TASK TO COMPLETE
The required output is every record, reproduced exactly.

INFORMATION GIVEN
=== Section Start ===

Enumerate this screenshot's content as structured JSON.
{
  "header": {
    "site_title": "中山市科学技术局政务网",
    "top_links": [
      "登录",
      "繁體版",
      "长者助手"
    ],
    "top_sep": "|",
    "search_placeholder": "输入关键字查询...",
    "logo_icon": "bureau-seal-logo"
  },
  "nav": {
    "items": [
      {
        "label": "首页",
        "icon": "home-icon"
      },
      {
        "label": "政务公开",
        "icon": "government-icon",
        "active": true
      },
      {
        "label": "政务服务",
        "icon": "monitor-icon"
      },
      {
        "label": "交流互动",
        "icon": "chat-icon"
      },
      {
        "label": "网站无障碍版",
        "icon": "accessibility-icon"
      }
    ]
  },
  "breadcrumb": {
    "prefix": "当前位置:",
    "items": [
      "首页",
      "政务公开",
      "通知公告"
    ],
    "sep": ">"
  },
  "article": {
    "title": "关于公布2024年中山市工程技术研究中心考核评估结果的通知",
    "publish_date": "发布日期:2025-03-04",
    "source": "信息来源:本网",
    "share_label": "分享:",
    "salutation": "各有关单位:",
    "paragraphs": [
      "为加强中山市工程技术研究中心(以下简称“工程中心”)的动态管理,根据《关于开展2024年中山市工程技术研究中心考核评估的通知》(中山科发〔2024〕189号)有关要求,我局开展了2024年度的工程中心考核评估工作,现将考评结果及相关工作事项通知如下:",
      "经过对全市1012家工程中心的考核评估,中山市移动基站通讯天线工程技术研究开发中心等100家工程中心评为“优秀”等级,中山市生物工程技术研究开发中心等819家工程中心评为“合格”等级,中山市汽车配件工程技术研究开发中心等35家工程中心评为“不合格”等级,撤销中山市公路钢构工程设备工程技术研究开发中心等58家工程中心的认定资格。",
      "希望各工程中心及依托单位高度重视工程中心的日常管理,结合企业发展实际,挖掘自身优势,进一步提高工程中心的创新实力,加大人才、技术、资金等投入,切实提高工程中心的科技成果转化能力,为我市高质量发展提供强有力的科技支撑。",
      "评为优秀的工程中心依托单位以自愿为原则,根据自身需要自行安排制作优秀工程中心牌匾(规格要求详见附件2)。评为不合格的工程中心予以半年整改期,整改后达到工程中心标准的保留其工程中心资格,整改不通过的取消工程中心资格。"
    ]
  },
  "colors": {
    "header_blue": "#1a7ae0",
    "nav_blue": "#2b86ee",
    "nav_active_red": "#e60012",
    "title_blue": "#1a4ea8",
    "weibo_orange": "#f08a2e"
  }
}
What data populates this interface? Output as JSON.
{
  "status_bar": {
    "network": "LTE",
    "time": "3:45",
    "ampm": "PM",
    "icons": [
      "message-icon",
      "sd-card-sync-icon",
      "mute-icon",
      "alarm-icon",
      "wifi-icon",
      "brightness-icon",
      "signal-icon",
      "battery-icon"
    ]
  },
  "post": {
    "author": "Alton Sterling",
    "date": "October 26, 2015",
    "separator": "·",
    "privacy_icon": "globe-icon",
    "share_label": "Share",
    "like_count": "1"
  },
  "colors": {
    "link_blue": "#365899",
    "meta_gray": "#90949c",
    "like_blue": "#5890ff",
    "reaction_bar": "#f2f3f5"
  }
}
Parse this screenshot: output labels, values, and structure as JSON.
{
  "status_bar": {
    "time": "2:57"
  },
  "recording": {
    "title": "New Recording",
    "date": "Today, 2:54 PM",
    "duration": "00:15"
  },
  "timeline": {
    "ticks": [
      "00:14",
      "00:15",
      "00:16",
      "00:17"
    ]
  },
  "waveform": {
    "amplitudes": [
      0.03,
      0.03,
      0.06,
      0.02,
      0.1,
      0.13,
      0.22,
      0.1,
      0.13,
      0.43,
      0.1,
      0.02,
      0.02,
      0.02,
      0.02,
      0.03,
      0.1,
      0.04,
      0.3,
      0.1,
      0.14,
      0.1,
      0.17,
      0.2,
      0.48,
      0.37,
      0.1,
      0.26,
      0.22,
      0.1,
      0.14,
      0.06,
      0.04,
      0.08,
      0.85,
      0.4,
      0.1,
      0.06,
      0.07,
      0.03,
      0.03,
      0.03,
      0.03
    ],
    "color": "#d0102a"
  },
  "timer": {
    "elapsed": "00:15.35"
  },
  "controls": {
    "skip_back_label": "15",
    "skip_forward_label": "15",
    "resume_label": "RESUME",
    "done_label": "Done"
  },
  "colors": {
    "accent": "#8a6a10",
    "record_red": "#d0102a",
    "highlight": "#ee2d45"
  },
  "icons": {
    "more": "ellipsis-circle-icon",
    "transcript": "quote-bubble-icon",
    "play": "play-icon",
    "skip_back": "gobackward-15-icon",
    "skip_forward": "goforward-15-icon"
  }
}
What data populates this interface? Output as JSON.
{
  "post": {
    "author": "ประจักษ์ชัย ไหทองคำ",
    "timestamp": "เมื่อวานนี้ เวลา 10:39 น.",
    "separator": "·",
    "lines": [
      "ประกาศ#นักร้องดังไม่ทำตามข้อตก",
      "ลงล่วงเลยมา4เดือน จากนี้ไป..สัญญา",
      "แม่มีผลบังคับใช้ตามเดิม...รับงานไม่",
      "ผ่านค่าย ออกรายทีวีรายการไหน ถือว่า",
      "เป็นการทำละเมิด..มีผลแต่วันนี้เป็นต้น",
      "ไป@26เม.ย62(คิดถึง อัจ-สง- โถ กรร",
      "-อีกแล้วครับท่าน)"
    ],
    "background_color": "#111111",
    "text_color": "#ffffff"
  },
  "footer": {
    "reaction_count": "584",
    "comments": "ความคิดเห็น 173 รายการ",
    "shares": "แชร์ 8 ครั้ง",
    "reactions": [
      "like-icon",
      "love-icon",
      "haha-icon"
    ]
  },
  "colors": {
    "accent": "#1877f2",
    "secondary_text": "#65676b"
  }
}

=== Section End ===

RESULT
Enumerate this screenshot's content as structured JSON.
{
  "header": {
    "site_title": "中山市科学技术局政务网",
    "top_links": [
      "登录",
      "繁體版",
      "长者助手"
    ],
    "top_sep": "|",
    "search_placeholder": "输入关键字查询...",
    "logo_icon": "bureau-seal-logo"
  },
  "nav": {
    "items": [
      {
        "label": "首页",
        "icon": "home-icon"
      },
      {
        "label": "政务公开",
        "icon": "government-icon",
        "active": true
      },
      {
        "label": "政务服务",
        "icon": "monitor-icon"
      },
      {
        "label": "交流互动",
        "icon": "chat-icon"
      },
      {
        "label": "网站无障碍版",
        "icon": "accessibility-icon"
      }
    ]
  },
  "breadcrumb": {
    "prefix": "当前位置:",
    "items": [
      "首页",
      "政务公开",
      "通知公告"
    ],
    "sep": ">"
  },
  "article": {
    "title": "关于公布2024年中山市工程技术研究中心考核评估结果的通知",
    "publish_date": "发布日期:2025-03-04",
    "source": "信息来源:本网",
    "share_label": "分享:",
    "salutation": "各有关单位:",
    "paragraphs": [
      "为加强中山市工程技术研究中心(以下简称“工程中心”)的动态管理,根据《关于开展2024年中山市工程技术研究中心考核评估的通知》(中山科发〔2024〕189号)有关要求,我局开展了2024年度的工程中心考核评估工作,现将考评结果及相关工作事项通知如下:",
      "经过对全市1012家工程中心的考核评估,中山市移动基站通讯天线工程技术研究开发中心等100家工程中心评为“优秀”等级,中山市生物工程技术研究开发中心等819家工程中心评为“合格”等级,中山市汽车配件工程技术研究开发中心等35家工程中心评为“不合格”等级,撤销中山市公路钢构工程设备工程技术研究开发中心等58家工程中心的认定资格。",
      "希望各工程中心及依托单位高度重视工程中心的日常管理,结合企业发展实际,挖掘自身优势,进一步提高工程中心的创新实力,加大人才、技术、资金等投入,切实提高工程中心的科技成果转化能力,为我市高质量发展提供强有力的科技支撑。",
      "评为优秀的工程中心依托单位以自愿为原则,根据自身需要自行安排制作优秀工程中心牌匾(规格要求详见附件2)。评为不合格的工程中心予以半年整改期,整改后达到工程中心标准的保留其工程中心资格,整改不通过的取消工程中心资格。"
    ]
  },
  "colors": {
    "header_blue": "#1a7ae0",
    "nav_blue": "#2b86ee",
    "nav_active_red": "#e60012",
    "title_blue": "#1a4ea8",
    "weibo_orange": "#f08a2e"
  }
}
What data populates this interface? Output as JSON.
{
  "status_bar": {
    "network": "LTE",
    "time": "3:45",
    "ampm": "PM",
    "icons": [
      "message-icon",
      "sd-card-sync-icon",
      "mute-icon",
      "alarm-icon",
      "wifi-icon",
      "brightness-icon",
      "signal-icon",
      "battery-icon"
    ]
  },
  "post": {
    "author": "Alton Sterling",
    "date": "October 26, 2015",
    "separator": "·",
    "privacy_icon": "globe-icon",
    "share_label": "Share",
    "like_count": "1"
  },
  "colors": {
    "link_blue": "#365899",
    "meta_gray": "#90949c",
    "like_blue": "#5890ff",
    "reaction_bar": "#f2f3f5"
  }
}
Parse this screenshot: output labels, values, and structure as JSON.
{
  "status_bar": {
    "time": "2:57"
  },
  "recording": {
    "title": "New Recording",
    "date": "Today, 2:54 PM",
    "duration": "00:15"
  },
  "timeline": {
    "ticks": [
      "00:14",
      "00:15",
      "00:16",
      "00:17"
    ]
  },
  "waveform": {
    "amplitudes": [
      0.03,
      0.03,
      0.06,
      0.02,
      0.1,
      0.13,
      0.22,
      0.1,
      0.13,
      0.43,
      0.1,
      0.02,
      0.02,
      0.02,
      0.02,
      0.03,
      0.1,
      0.04,
      0.3,
      0.1,
      0.14,
      0.1,
      0.17,
      0.2,
      0.48,
      0.37,
      0.1,
      0.26,
      0.22,
      0.1,
      0.14,
      0.06,
      0.04,
      0.08,
      0.85,
      0.4,
      0.1,
      0.06,
      0.07,
      0.03,
      0.03,
      0.03,
      0.03
    ],
    "color": "#d0102a"
  },
  "timer": {
    "elapsed": "00:15.35"
  },
  "controls": {
    "skip_back_label": "15",
    "skip_forward_label": "15",
    "resume_label": "RESUME",
    "done_label": "Done"
  },
  "colors": {
    "accent": "#8a6a10",
    "record_red": "#d0102a",
    "highlight": "#ee2d45"
  },
  "icons": {
    "more": "ellipsis-circle-icon",
    "transcript": "quote-bubble-icon",
    "play": "play-icon",
    "skip_back": "gobackward-15-icon",
    "skip_forward": "goforward-15-icon"
  }
}
What data populates this interface? Output as JSON.
{
  "post": {
    "author": "ประจักษ์ชัย ไหทองคำ",
    "timestamp": "เมื่อวานนี้ เวลา 10:39 น.",
    "separator": "·",
    "lines": [
      "ประกาศ#นักร้องดังไม่ทำตามข้อตก",
      "ลงล่วงเลยมา4เดือน จากนี้ไป..สัญญา",
      "แม่มีผลบังคับใช้ตามเดิม...รับงานไม่",
      "ผ่านค่าย ออกรายทีวีรายการไหน ถือว่า",
      "เป็นการทำละเมิด..มีผลแต่วันนี้เป็นต้น",
      "ไป@26เม.ย62(คิดถึง อัจ-สง- โถ กรร",
      "-อีกแล้วครับท่าน)"
    ],
    "background_color": "#111111",
    "text_color": "#ffffff"
  },
  "footer": {
    "reaction_count": "584",
    "comments": "ความคิดเห็น 173 รายการ",
    "shares": "แชร์ 8 ครั้ง",
    "reactions": [
      "like-icon",
      "love-icon",
      "haha-icon"
    ]
  },
  "colors": {
    "accent": "#1877f2",
    "secondary_text": "#65676b"
  }
}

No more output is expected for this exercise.